- About this task
Only the lines containing the string "avatar" are needed; copy all of them from the listing.
--- START ---
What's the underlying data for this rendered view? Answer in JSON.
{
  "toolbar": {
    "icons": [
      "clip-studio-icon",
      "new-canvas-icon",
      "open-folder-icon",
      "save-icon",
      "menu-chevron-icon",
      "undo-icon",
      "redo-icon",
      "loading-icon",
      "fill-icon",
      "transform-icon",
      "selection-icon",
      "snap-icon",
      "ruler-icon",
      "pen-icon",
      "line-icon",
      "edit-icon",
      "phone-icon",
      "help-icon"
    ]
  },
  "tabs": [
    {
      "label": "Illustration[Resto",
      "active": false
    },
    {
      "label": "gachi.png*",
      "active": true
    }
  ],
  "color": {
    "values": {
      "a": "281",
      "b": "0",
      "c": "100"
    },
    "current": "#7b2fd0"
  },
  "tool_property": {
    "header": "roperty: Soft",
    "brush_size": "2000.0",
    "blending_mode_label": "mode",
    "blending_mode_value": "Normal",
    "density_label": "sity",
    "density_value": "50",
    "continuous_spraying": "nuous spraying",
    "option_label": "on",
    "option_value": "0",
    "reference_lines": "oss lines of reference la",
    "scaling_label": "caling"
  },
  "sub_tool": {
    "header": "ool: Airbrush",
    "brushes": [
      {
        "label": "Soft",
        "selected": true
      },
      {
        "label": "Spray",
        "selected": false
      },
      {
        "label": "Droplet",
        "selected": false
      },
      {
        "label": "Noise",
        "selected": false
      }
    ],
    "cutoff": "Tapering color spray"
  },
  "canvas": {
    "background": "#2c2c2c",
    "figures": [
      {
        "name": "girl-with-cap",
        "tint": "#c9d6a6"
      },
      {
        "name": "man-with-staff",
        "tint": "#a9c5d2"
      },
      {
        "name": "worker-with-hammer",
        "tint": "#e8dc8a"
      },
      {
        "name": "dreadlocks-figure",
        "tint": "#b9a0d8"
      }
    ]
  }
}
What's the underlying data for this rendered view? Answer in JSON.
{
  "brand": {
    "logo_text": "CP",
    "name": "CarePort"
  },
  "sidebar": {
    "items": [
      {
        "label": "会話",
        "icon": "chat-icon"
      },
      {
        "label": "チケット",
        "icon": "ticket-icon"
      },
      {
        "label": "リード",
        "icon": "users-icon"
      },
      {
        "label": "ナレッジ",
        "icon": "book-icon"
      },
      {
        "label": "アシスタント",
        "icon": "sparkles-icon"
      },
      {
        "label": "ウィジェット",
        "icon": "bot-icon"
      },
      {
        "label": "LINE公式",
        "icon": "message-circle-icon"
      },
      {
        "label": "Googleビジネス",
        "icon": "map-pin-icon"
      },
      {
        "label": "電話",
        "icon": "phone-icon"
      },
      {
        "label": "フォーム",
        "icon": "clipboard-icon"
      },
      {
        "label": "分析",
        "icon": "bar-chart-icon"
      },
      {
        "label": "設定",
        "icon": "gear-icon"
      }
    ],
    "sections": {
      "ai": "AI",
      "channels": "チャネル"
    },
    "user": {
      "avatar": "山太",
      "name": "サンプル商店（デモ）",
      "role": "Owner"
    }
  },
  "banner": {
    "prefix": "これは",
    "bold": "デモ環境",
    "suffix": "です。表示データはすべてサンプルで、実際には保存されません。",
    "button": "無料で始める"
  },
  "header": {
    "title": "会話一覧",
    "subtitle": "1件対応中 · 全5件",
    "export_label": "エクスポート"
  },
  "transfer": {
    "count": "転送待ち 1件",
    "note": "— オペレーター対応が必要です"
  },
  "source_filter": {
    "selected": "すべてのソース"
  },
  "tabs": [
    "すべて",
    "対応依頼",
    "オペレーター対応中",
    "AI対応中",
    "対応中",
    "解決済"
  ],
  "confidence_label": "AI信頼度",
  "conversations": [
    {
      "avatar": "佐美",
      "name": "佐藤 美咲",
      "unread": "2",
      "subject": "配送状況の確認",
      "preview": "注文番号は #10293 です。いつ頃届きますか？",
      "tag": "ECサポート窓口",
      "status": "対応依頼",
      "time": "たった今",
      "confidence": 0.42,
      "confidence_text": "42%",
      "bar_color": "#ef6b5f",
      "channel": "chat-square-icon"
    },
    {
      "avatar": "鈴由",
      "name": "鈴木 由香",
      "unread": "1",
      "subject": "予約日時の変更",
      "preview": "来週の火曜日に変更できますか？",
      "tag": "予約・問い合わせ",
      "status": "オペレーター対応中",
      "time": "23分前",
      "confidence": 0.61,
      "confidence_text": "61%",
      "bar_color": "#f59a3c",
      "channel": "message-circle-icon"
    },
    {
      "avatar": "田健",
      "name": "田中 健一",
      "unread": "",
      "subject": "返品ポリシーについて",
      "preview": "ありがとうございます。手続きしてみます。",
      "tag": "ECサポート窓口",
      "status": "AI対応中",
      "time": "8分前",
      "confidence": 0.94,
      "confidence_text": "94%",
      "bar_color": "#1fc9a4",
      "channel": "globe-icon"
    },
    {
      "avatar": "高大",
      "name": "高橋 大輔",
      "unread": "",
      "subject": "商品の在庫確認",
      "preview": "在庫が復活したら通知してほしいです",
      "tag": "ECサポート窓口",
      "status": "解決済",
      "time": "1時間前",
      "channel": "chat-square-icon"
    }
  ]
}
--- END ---
- Finished exercise
      "avatar": "山太",
      "avatar": "佐美",
      "avatar": "鈴由",
      "avatar": "田健",
      "avatar": "高大",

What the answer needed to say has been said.